Friday, January 30, 2015
It Would Be Good To Know That The PCEHR Does Not Leak Information The Way A Major US Government Health Site Does.
These two articles appeared last week.
First we have:
Washington — The government’s health insurance website is quietly sending consumers’ personal data to private companies that specialize in advertising and analyzing Internet data for performance and marketing, the Associated Press has learned.
The scope of what is disclosed or how it might be used was not immediately clear, but it can include age, income, ZIP code, whether a person smokes, and if a person is pregnant. It can include a computer’s Internet address, which can identify a person’s name or address when combined with other information collected by sophisticated online marketing or advertising firms.
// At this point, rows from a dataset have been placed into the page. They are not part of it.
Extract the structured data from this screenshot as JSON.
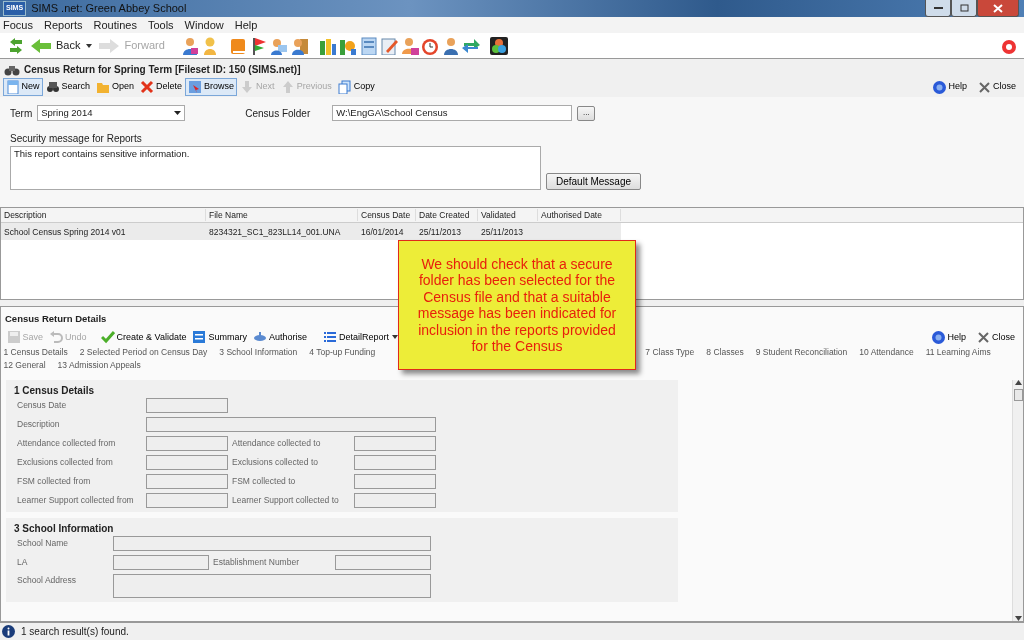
{
  "window": {
    "title": "SIMS .net: Green Abbey School",
    "logo": "SIMS"
  },
  "menu": [
    {
      "label": "Focus"
    },
    {
      "label": "Reports"
    },
    {
      "label": "Routines"
    },
    {
      "label": "Tools"
    },
    {
      "label": "Window"
    },
    {
      "label": "Help"
    }
  ],
  "nav": {
    "back": {
      "label": "Back",
      "disabled": false
    },
    "forward": {
      "label": "Forward",
      "disabled": true
    }
  },
  "record": {
    "title": "Census Return for Spring Term [Fileset ID:  150 (SIMS.net)]",
    "toolbar": [
      {
        "label": "New",
        "disabled": false,
        "selected": true,
        "kind": "doc"
      },
      {
        "label": "Search",
        "disabled": false,
        "selected": false,
        "kind": "binoculars"
      },
      {
        "label": "Open",
        "disabled": false,
        "selected": false,
        "kind": "folder"
      },
      {
        "label": "Delete",
        "disabled": false,
        "selected": false,
        "kind": "cross"
      },
      {
        "label": "Browse",
        "disabled": false,
        "selected": true,
        "kind": "browse"
      },
      {
        "label": "Next",
        "disabled": true,
        "selected": false,
        "kind": "down"
      },
      {
        "label": "Previous",
        "disabled": true,
        "selected": false,
        "kind": "up"
      },
      {
        "label": "Copy",
        "disabled": false,
        "selected": false,
        "kind": "copy"
      }
    ],
    "help": "Help",
    "close": "Close"
  },
  "form": {
    "term_label": "Term",
    "term_value": "Spring 2014",
    "folder_label": "Census Folder",
    "folder_value": "W:\\EngGA\\School Census",
    "browse_button": "...",
    "security_label": "Security message for Reports",
    "security_value": "This report contains sensitive information.",
    "default_button": "Default Message"
  },
  "table": {
    "columns": [
      "Description",
      "File Name",
      "Census Date",
      "Date Created",
      "Validated",
      "Authorised Date"
    ],
    "rows": [
      {
        "cells": [
          "School Census Spring 2014 v01",
          "8234321_SC1_823LL14_001.UNA",
          "16/01/2014",
          "25/11/2013",
          "25/11/2013",
          ""
        ],
        "selected": true
      }
    ]
  },
  "details": {
    "title": "Census Return Details",
    "toolbar": [
      {
        "label": "Save",
        "disabled": true,
        "kind": "save"
      },
      {
        "label": "Undo",
        "disabled": true,
        "kind": "undo"
      },
      {
        "label": "Create & Validate",
        "disabled": false,
        "kind": "tick"
      },
      {
        "label": "Summary",
        "disabled": false,
        "kind": "summary"
      },
      {
        "label": "Authorise",
        "disabled": false,
        "kind": "authorise"
      },
      {
        "label": "DetailReport",
        "disabled": false,
        "kind": "list"
      }
    ],
    "help": "Help",
    "close": "Close",
    "link_rows": [
      [
        "1 Census Details",
        "2 Selected Period on Census Day",
        "3 School Information",
        "4 Top-up Funding",
        "7 Class Type",
        "8 Classes",
        "9 Student Reconciliation",
        "10 Attendance",
        "11 Learning Aims"
      ],
      [
        "12 General",
        "13 Admission Appeals"
      ]
    ],
    "sections": [
      {
        "title": "1 Census Details",
        "fields": [
          {
            "label": "Census Date",
            "kind": "short"
          },
          {
            "label": "Description",
            "kind": "wide"
          },
          {
            "label": "Attendance collected from",
            "kind": "pair"
          },
          {
            "label": "Attendance collected to",
            "kind": "pair"
          },
          {
            "label": "Exclusions collected from",
            "kind": "pair"
          },
          {
            "label": "Exclusions collected to",
            "kind": "pair"
          },
          {
            "label": "FSM collected from",
            "kind": "pair"
          },
          {
            "label": "FSM collected to",
            "kind": "pair"
          },
          {
            "label": "Learner Support collected from",
            "kind": "pair"
          },
          {
            "label": "Learner Support collected to",
            "kind": "pair"
          }
        ]
      },
      {
        "title": "3 School Information",
        "fields": [
          {
            "label": "School Name",
            "kind": "wide"
          },
          {
            "label": "LA",
            "kind": "pair"
          },
          {
            "label": "Establishment Number",
            "kind": "pair"
          },
          {
            "label": "School Address",
            "kind": "area"
          }
        ]
      }
    ]
  },
  "callout": "We should check that a secure folder has been selected for the Census file and that a suitable message has been indicated for inclusion in the reports provided for the Census",
  "status_bar": "1 search result(s) found."
}
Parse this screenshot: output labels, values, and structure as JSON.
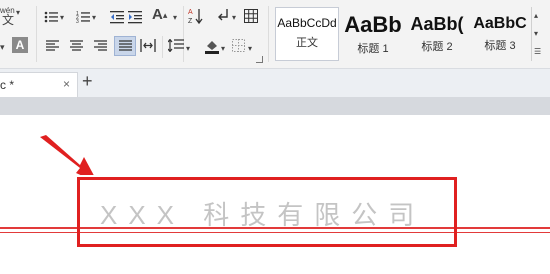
{
  "ribbon": {
    "phonetic_label": "wén",
    "phonetic_char": "文",
    "char_shading_label": "A",
    "styles": [
      {
        "sample": "AaBbCcDd",
        "name": "正文"
      },
      {
        "sample": "AaBb",
        "name": "标题 1"
      },
      {
        "sample": "AaBb(",
        "name": "标题 2"
      },
      {
        "sample": "AaBbC",
        "name": "标题 3"
      }
    ]
  },
  "tabs": {
    "document_tab": "c *",
    "close": "×",
    "new_tab": "+"
  },
  "document": {
    "company_text": "XXX 科技有限公司"
  },
  "colors": {
    "annotation_red": "#e02020",
    "header_line_red": "#e23a3a",
    "company_text_gray": "#c4c4c4"
  }
}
The Obama administration says HealthCare.gov’s connections to data firms were intended to help improve the consumer experience. Officials said outside firms are barred from using the data to further their own business interests.
Second we have:
JAN 22, 2015 7:47am ET
The Electronic Frontier Foundation, a technology policy advocacy group, says it has confirmed that the federal government's healthcare.gov insurance exchange site is sharing personal data, including ZIP code, income level, smoking status, pregnancy status, and more, with at least 14 third parties.
"EFF researchers have independently confirmed that healthcare.gov is sending personal health information to at least 14 third party domains, even if the user has enabled Do Not Track," EFF staff technologist Cooper Quintin writes in an EFF blog post after recent Associated Press reports.
According to Quintin, the information is sent via the referrer header, which contains the URL of the page requesting a third party resource. The referrer header, he wrote, lets the requested resource know what URL the request came from. In this case, the referrer URL contains personal health information.
Among the companies EFF technologists say the site is sharing information with are network optimization developer Akamai, Yahoo, Twitter, and Google and numerous Google subsidiaries such as Doubleclick and YouTube.
Lots more here:
While it would seem unlikely I wonder does the PCEHR site use similar approaches to share information with other entities?
Anyone able to say yes or no for certain?
Posted by Dr David G More MB PhD at Friday, January 30, 2015